The care of patients with serious chronic neurological conditions poses difficult ethical and legal dilemmas that extend beyond the acute care setting. This conference provides an opportunity for participants to engage in discussions regarding continuously emerging and profound legal and ethical challenges.
The topics for this conference include:

• Obligations to provide or withhold innovative or alternative therapies
• Societal and social issues in our new healthcare systems and the problem of stigma
• Nonepileptic seizures and other conversion disorders: A dialogue about emerging issues
• Public Health & Epilepsy: Considering driving, guns, and advocacy

The format of the conference will offer framework presentations by leading individuals from medicine, law, and ethics, followed by structured exploration and discussions. The paradigm of epilepsy will be used to highlight many of the ethical dilemmas, but there will be connections drawn to a variety of neurological illnesses such as multiple sclerosis, early Alzheimer’s, chronic pain, and Parkinson disease that span from pediatrics to geriatrics.

Target audience:
Neurologists, neurosurgeons, psychiatrists, lawyers, advance care nurses, physician assistants, ethicists, psychologists, health services specialists, and social workers who address practical and ethical challenges related to chronic neurological conditions.

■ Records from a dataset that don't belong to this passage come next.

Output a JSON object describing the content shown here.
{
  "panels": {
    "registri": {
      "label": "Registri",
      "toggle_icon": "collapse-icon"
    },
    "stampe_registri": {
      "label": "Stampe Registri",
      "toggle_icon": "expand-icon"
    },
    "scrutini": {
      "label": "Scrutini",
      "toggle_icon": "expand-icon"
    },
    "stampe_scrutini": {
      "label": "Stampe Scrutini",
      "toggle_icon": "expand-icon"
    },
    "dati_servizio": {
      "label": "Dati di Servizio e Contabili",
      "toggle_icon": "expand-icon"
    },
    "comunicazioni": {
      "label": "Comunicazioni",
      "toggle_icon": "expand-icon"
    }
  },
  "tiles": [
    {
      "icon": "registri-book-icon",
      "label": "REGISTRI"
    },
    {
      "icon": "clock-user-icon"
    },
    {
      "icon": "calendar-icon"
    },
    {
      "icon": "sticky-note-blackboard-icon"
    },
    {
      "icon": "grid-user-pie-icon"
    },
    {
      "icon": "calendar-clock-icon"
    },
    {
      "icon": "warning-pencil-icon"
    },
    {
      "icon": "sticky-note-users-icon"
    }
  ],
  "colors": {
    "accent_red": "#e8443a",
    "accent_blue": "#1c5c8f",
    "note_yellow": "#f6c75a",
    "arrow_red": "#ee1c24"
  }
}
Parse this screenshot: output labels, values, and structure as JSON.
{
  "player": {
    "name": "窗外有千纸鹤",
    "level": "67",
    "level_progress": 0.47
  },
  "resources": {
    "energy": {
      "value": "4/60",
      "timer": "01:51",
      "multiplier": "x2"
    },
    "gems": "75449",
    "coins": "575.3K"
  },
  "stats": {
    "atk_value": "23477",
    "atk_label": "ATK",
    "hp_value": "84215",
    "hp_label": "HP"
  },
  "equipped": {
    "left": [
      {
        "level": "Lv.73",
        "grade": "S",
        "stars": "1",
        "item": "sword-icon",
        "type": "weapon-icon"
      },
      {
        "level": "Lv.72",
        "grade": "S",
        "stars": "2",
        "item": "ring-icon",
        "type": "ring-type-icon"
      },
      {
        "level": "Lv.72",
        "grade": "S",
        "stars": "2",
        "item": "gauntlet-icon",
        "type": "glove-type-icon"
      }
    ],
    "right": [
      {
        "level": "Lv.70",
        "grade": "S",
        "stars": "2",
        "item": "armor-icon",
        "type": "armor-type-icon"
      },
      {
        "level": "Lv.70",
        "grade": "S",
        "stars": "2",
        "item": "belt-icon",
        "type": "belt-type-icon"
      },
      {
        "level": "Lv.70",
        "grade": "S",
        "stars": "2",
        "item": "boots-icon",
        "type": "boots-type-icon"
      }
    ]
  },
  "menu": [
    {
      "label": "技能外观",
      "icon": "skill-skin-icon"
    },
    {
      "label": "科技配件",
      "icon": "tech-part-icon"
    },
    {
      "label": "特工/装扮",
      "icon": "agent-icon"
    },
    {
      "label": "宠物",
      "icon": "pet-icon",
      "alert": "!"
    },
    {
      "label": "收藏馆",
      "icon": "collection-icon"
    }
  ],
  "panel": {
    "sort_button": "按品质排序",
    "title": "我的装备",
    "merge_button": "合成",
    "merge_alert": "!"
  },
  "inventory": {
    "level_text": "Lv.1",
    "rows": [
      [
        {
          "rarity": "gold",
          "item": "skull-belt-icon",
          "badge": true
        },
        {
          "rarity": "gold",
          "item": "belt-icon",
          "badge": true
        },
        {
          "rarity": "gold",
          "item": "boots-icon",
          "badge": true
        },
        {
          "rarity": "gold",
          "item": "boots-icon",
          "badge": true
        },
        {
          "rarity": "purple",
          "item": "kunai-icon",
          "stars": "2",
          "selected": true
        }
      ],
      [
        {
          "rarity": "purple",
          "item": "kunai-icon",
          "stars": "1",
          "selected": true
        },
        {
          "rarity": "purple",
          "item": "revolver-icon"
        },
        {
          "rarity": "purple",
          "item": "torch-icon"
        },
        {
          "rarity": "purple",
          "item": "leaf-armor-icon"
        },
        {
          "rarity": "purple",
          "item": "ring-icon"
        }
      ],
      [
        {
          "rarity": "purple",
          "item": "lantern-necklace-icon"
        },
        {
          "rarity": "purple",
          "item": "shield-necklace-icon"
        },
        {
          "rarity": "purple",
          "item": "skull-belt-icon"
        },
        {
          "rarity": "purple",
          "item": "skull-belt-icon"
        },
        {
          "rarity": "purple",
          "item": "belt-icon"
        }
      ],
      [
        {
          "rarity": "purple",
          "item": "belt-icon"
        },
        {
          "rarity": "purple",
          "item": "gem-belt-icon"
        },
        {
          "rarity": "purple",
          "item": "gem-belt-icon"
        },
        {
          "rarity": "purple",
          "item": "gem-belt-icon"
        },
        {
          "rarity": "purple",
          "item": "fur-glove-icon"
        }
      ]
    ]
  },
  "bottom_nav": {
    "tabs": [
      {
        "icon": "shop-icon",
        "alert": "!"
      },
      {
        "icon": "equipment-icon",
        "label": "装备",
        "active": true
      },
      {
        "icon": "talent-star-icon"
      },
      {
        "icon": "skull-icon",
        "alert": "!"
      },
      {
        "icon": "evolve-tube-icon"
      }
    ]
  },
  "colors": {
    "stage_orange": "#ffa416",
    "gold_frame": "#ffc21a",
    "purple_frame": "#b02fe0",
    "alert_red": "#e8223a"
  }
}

For more details, view brochure here.
Note: There are four symposia being offered in the same week, three of which are Epilepsy related. Please do not let this confuse you. The ethics conference is held in conjunction with the others.